(DATA)
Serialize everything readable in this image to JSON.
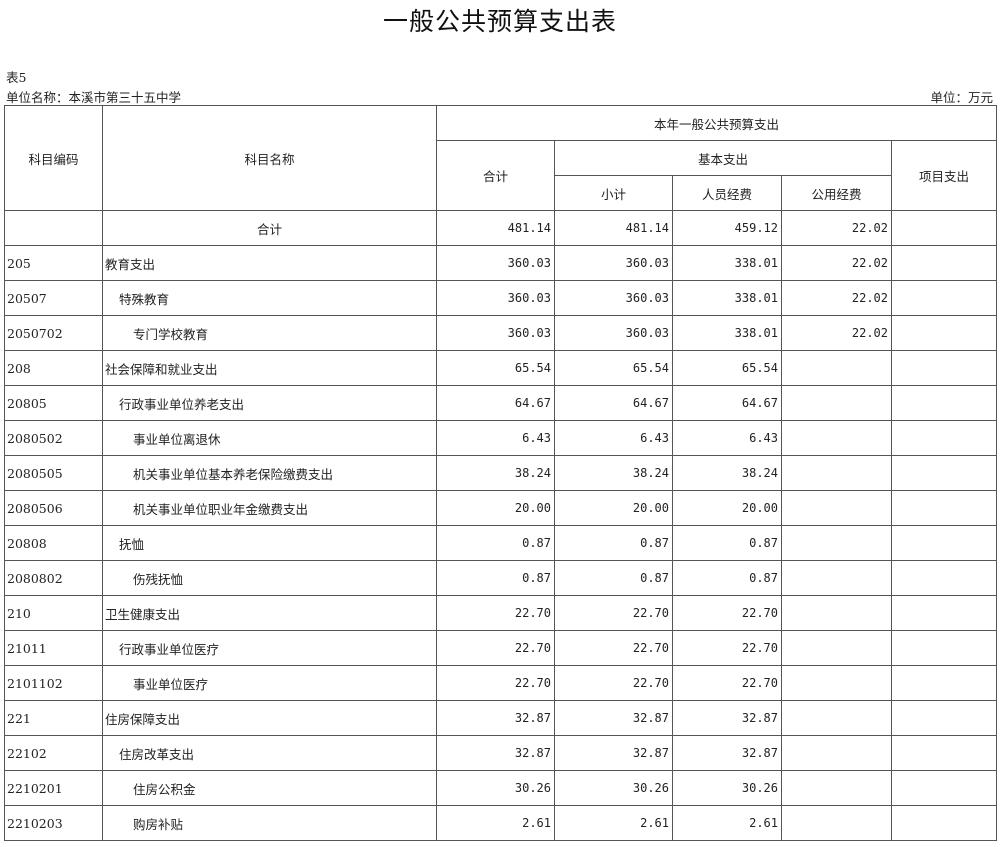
{
  "title": "一般公共预算支出表",
  "table_no": "表5",
  "unit_name": "单位名称：本溪市第三十五中学",
  "unit_label": "单位：万元",
  "headers": {
    "code": "科目编码",
    "name": "科目名称",
    "group": "本年一般公共预算支出",
    "total": "合计",
    "basic": "基本支出",
    "subtotal": "小计",
    "personnel": "人员经费",
    "public": "公用经费",
    "project": "项目支出"
  },
  "total_row": {
    "label": "合计",
    "total": "481.14",
    "subtotal": "481.14",
    "personnel": "459.12",
    "public": "22.02",
    "project": ""
  },
  "rows": [
    {
      "code": "205",
      "name": "教育支出",
      "level": 0,
      "total": "360.03",
      "subtotal": "360.03",
      "personnel": "338.01",
      "public": "22.02",
      "project": ""
    },
    {
      "code": "20507",
      "name": "特殊教育",
      "level": 1,
      "total": "360.03",
      "subtotal": "360.03",
      "personnel": "338.01",
      "public": "22.02",
      "project": ""
    },
    {
      "code": "2050702",
      "name": "专门学校教育",
      "level": 2,
      "total": "360.03",
      "subtotal": "360.03",
      "personnel": "338.01",
      "public": "22.02",
      "project": ""
    },
    {
      "code": "208",
      "name": "社会保障和就业支出",
      "level": 0,
      "total": "65.54",
      "subtotal": "65.54",
      "personnel": "65.54",
      "public": "",
      "project": ""
    },
    {
      "code": "20805",
      "name": "行政事业单位养老支出",
      "level": 1,
      "total": "64.67",
      "subtotal": "64.67",
      "personnel": "64.67",
      "public": "",
      "project": ""
    },
    {
      "code": "2080502",
      "name": "事业单位离退休",
      "level": 2,
      "total": "6.43",
      "subtotal": "6.43",
      "personnel": "6.43",
      "public": "",
      "project": ""
    },
    {
      "code": "2080505",
      "name": "机关事业单位基本养老保险缴费支出",
      "level": 2,
      "total": "38.24",
      "subtotal": "38.24",
      "personnel": "38.24",
      "public": "",
      "project": ""
    },
    {
      "code": "2080506",
      "name": "机关事业单位职业年金缴费支出",
      "level": 2,
      "total": "20.00",
      "subtotal": "20.00",
      "personnel": "20.00",
      "public": "",
      "project": ""
    },
    {
      "code": "20808",
      "name": "抚恤",
      "level": 1,
      "total": "0.87",
      "subtotal": "0.87",
      "personnel": "0.87",
      "public": "",
      "project": ""
    },
    {
      "code": "2080802",
      "name": "伤残抚恤",
      "level": 2,
      "total": "0.87",
      "subtotal": "0.87",
      "personnel": "0.87",
      "public": "",
      "project": ""
    },
    {
      "code": "210",
      "name": "卫生健康支出",
      "level": 0,
      "total": "22.70",
      "subtotal": "22.70",
      "personnel": "22.70",
      "public": "",
      "project": ""
    },
    {
      "code": "21011",
      "name": "行政事业单位医疗",
      "level": 1,
      "total": "22.70",
      "subtotal": "22.70",
      "personnel": "22.70",
      "public": "",
      "project": ""
    },
    {
      "code": "2101102",
      "name": "事业单位医疗",
      "level": 2,
      "total": "22.70",
      "subtotal": "22.70",
      "personnel": "22.70",
      "public": "",
      "project": ""
    },
    {
      "code": "221",
      "name": "住房保障支出",
      "level": 0,
      "total": "32.87",
      "subtotal": "32.87",
      "personnel": "32.87",
      "public": "",
      "project": ""
    },
    {
      "code": "22102",
      "name": "住房改革支出",
      "level": 1,
      "total": "32.87",
      "subtotal": "32.87",
      "personnel": "32.87",
      "public": "",
      "project": ""
    },
    {
      "code": "2210201",
      "name": "住房公积金",
      "level": 2,
      "total": "30.26",
      "subtotal": "30.26",
      "personnel": "30.26",
      "public": "",
      "project": ""
    },
    {
      "code": "2210203",
      "name": "购房补贴",
      "level": 2,
      "total": "2.61",
      "subtotal": "2.61",
      "personnel": "2.61",
      "public": "",
      "project": ""
    }
  ]
}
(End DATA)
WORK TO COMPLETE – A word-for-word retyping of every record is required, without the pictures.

COMPLETED TASK –
Serialize everything readable in this image to JSON.
{
  "title": "一般公共预算支出表",
  "table_no": "表5",
  "unit_name": "单位名称：本溪市第三十五中学",
  "unit_label": "单位：万元",
  "headers": {
    "code": "科目编码",
    "name": "科目名称",
    "group": "本年一般公共预算支出",
    "total": "合计",
    "basic": "基本支出",
    "subtotal": "小计",
    "personnel": "人员经费",
    "public": "公用经费",
    "project": "项目支出"
  },
  "total_row": {
    "label": "合计",
    "total": "481.14",
    "subtotal": "481.14",
    "personnel": "459.12",
    "public": "22.02",
    "project": ""
  },
  "rows": [
    {
      "code": "205",
      "name": "教育支出",
      "level": 0,
      "total": "360.03",
      "subtotal": "360.03",
      "personnel": "338.01",
      "public": "22.02",
      "project": ""
    },
    {
      "code": "20507",
      "name": "特殊教育",
      "level": 1,
      "total": "360.03",
      "subtotal": "360.03",
      "personnel": "338.01",
      "public": "22.02",
      "project": ""
    },
    {
      "code": "2050702",
      "name": "专门学校教育",
      "level": 2,
      "total": "360.03",
      "subtotal": "360.03",
      "personnel": "338.01",
      "public": "22.02",
      "project": ""
    },
    {
      "code": "208",
      "name": "社会保障和就业支出",
      "level": 0,
      "total": "65.54",
      "subtotal": "65.54",
      "personnel": "65.54",
      "public": "",
      "project": ""
    },
    {
      "code": "20805",
      "name": "行政事业单位养老支出",
      "level": 1,
      "total": "64.67",
      "subtotal": "64.67",
      "personnel": "64.67",
      "public": "",
      "project": ""
    },
    {
      "code": "2080502",
      "name": "事业单位离退休",
      "level": 2,
      "total": "6.43",
      "subtotal": "6.43",
      "personnel": "6.43",
      "public": "",
      "project": ""
    },
    {
      "code": "2080505",
      "name": "机关事业单位基本养老保险缴费支出",
      "level": 2,
      "total": "38.24",
      "subtotal": "38.24",
      "personnel": "38.24",
      "public": "",
      "project": ""
    },
    {
      "code": "2080506",
      "name": "机关事业单位职业年金缴费支出",
      "level": 2,
      "total": "20.00",
      "subtotal": "20.00",
      "personnel": "20.00",
      "public": "",
      "project": ""
    },
    {
      "code": "20808",
      "name": "抚恤",
      "level": 1,
      "total": "0.87",
      "subtotal": "0.87",
      "personnel": "0.87",
      "public": "",
      "project": ""
    },
    {
      "code": "2080802",
      "name": "伤残抚恤",
      "level": 2,
      "total": "0.87",
      "subtotal": "0.87",
      "personnel": "0.87",
      "public": "",
      "project": ""
    },
    {
      "code": "210",
      "name": "卫生健康支出",
      "level": 0,
      "total": "22.70",
      "subtotal": "22.70",
      "personnel": "22.70",
      "public": "",
      "project": ""
    },
    {
      "code": "21011",
      "name": "行政事业单位医疗",
      "level": 1,
      "total": "22.70",
      "subtotal": "22.70",
      "personnel": "22.70",
      "public": "",
      "project": ""
    },
    {
      "code": "2101102",
      "name": "事业单位医疗",
      "level": 2,
      "total": "22.70",
      "subtotal": "22.70",
      "personnel": "22.70",
      "public": "",
      "project": ""
    },
    {
      "code": "221",
      "name": "住房保障支出",
      "level": 0,
      "total": "32.87",
      "subtotal": "32.87",
      "personnel": "32.87",
      "public": "",
      "project": ""
    },
    {
      "code": "22102",
      "name": "住房改革支出",
      "level": 1,
      "total": "32.87",
      "subtotal": "32.87",
      "personnel": "32.87",
      "public": "",
      "project": ""
    },
    {
      "code": "2210201",
      "name": "住房公积金",
      "level": 2,
      "total": "30.26",
      "subtotal": "30.26",
      "personnel": "30.26",
      "public": "",
      "project": ""
    },
    {
      "code": "2210203",
      "name": "购房补贴",
      "level": 2,
      "total": "2.61",
      "subtotal": "2.61",
      "personnel": "2.61",
      "public": "",
      "project": ""
    }
  ]
}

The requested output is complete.